Using real life cases, Judge Jacobs examines what is cyberbulling and how it is sometimes defined by the courts. Qustions and additional facts focus on the issue of protecting individual rights versus preventing individuals from violating the rights of others. The most recent news about teen defendants , related cases and additional resources are also included.

Kallen, Stuart.
We Are Not Beasts of Burden: Cesar Chavez and the Delano Grape Strike. Lerner/ Twenty First Century, 2010. $38.60. 978-0761346082

Traces the history of California farmworkers fighting for better working and living conditions. Includes the history of Chinese, Japanese, Filipino and Latino workers and their importance in shaping California's culture and history.

Rockliff, Mara.
Get Real: What Kind of World Are You Buying?

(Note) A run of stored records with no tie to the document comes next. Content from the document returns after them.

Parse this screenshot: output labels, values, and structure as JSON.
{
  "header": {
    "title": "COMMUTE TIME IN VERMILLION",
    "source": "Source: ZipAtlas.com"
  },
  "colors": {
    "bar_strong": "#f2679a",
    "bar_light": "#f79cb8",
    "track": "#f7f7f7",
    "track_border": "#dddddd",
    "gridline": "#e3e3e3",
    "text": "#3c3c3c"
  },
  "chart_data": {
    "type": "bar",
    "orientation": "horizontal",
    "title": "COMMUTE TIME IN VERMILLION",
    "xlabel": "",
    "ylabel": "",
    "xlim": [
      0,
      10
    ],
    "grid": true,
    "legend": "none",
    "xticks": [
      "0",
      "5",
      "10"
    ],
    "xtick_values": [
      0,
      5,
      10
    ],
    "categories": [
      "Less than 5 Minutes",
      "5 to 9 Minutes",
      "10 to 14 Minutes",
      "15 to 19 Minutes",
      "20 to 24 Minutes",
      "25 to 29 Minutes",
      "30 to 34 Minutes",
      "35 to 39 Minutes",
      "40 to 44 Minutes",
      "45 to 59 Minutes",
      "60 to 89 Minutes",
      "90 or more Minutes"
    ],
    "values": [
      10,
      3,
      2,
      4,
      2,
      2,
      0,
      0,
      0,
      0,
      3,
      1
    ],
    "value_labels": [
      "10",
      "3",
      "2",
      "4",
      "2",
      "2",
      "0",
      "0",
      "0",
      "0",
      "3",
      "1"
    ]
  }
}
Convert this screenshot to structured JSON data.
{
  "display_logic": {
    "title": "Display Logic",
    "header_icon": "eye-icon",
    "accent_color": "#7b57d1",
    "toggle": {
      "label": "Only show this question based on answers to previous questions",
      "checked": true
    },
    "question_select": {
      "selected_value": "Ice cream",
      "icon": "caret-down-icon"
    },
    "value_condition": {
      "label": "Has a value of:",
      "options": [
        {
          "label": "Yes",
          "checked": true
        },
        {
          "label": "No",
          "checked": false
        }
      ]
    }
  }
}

Running Press, 2010. $10.95.978-0762437450

Highly illustrated and conversational, the short personal stories interspersed with down-to-earth information about workers' conditions and environmental impact urge teens, who have become one of the fastest growing and largest percentages of the purchasing market, to make choices on using their purchasing power wisely to become ethical, green consumers.

Selzer, Adam.
The Smart Aleck's Guide to American History. Random House Children’s Publishing/ Delacorte, 2010. $12.99 978-0385736503

This title makes history come alive by adding a little silliness and a lot of sarcasm and humor. Often witty and clever, the brief chapter and many jokes that cover early exploration to the Obama administration touch on the many important points of American history as well as the many plainly ridiculous and enjoyably obscure.

Stone, Tanya Lee.
The Good, the Bad and the Barbie: A Doll's History and Her Impact on Us. Penguin/ Viking, 2010. $19.99. 978-0670011872

Stone provides a thoughtful, readable history of Barbie, from her introduction in 1959 up to the present. The book presents a balanced view of Barbie, incorporating the voices of girls and (now grown) women who played with and/or were influenced by the doll.

Walker, Sally.
Frozen Secrets: Antarctica Revealed. Lerner/ Carolrhoda, 2010. $10.95. 978-1580736075.

In a book that captures the heart of the fascination with Antarctica, Frozen Secrets reveals the fascination, past and present, scientists have had for the continent of Antarctica. Breathtaking illustrations and page-turning text make this a favorite of science geeks and survival fans.

Wooldridge, Connie .
The Brave Escape of Edith Wharton: A Biography. Houghton Mifflin Harcourt/ Clarion, 2010. $20. 978-0547236308.

A look into the extravagant life and times of the famous writer, Edith Wharton. From her troubled marriage, her many male acquaintances, her charity work and writing, Wooldridge pens the story of an extraordinary life.

Wright, Simeon with Herb Boyd.
Simeon's Story: An Eyewitness Account of the Kidnapping of Emmett Till. Chicago Review/ Lawrence Hill Books, 2010. $19.95. 978-1556527838

With a fresh perspective and never before been told details, Simeon Wright, the cousin of Emmett Till, offers a first hand account of the famous kidnapping and murder found in every American history textbook. This riveting memoir reveals details not discussed in the well-known documentaries produced on this topic adn show a public murder as a tragic family event with national importance.